The Art of the Menu
At the family restaurant run by Ben Schott's in-laws just outside Trenton, New Jersey, there is no written menu. Once, during the war, Giacomo Rosati wrote out the dishes and their prices - not to show customers what was being served but to show what was being charged. The practice didn't last. That menu hangs decoratively but redundantly on the wall.
So, back in his New York neighbourhood, Ben learns that every menu tells its own story - quite literally in the curious menu collection of Bernard Freed. For forty odd years, Bernard wrote what he ate and how it tasted on the back of his menu alongside the film he saw after each meal. They're in the New York Public Library.
The menu is a compromise between cooking and commerce. Using artful language (scrumpets* anyone?) and clever graphics, it is simultaneously about - and not about - the food.
Ben meets a chef who writes menus and a menu designer who rarely uses one, discovering the tricks and secrets of that little piece of paper or fancily decorated card.
With The Homestead Inn's Giacomo and Peter Rosati; Birmingham-born, Manhattan-based chef April Bloomfield; The New York Public Library's Rebecca Federman who co-curates What's On The Menu?; graphic designer and menu sumpremo Matteo Bologna; Kate Krader, Restaurant Editor at Food and Wine magazine; and Eisenbergs lunch counter regular Mark Kirschner.
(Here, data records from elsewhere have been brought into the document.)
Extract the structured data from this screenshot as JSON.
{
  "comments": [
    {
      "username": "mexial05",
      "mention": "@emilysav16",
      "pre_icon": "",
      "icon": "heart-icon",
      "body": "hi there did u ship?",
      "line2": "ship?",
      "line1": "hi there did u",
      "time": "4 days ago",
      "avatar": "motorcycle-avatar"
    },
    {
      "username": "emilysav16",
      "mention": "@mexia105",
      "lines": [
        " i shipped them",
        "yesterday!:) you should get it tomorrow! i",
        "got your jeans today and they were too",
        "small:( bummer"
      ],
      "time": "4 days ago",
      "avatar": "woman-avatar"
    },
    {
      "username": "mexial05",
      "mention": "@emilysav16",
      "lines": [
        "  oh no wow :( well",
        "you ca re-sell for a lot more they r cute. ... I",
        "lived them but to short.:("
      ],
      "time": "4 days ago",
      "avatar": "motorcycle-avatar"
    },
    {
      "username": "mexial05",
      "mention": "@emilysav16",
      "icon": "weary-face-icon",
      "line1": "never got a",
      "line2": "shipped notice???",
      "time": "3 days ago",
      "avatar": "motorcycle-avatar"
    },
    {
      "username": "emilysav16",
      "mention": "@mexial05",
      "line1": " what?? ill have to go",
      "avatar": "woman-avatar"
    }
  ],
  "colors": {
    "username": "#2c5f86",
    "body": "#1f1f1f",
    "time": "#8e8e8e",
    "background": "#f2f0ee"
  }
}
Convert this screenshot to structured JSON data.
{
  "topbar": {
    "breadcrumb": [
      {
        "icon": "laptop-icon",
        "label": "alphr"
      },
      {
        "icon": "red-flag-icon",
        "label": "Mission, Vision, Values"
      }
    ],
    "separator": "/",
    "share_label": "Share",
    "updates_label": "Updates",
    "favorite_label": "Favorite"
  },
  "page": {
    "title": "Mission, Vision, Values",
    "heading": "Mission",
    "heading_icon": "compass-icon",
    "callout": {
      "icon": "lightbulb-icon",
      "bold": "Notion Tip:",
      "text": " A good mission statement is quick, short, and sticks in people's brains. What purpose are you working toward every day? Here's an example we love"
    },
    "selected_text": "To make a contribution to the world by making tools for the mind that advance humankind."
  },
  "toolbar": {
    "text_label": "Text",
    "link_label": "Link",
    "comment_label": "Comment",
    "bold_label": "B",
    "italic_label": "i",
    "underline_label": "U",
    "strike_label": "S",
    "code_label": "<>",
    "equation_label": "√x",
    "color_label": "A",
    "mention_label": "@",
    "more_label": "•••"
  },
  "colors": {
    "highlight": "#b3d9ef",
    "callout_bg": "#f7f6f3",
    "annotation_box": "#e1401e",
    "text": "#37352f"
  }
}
* Braised lamb breasts, breaded and deep fried with a little mint vinegar sauce on the side.
Reader: Tina Lohmann
Produced by Tamsin Hughes
A Testbed production for BBC Radio 4.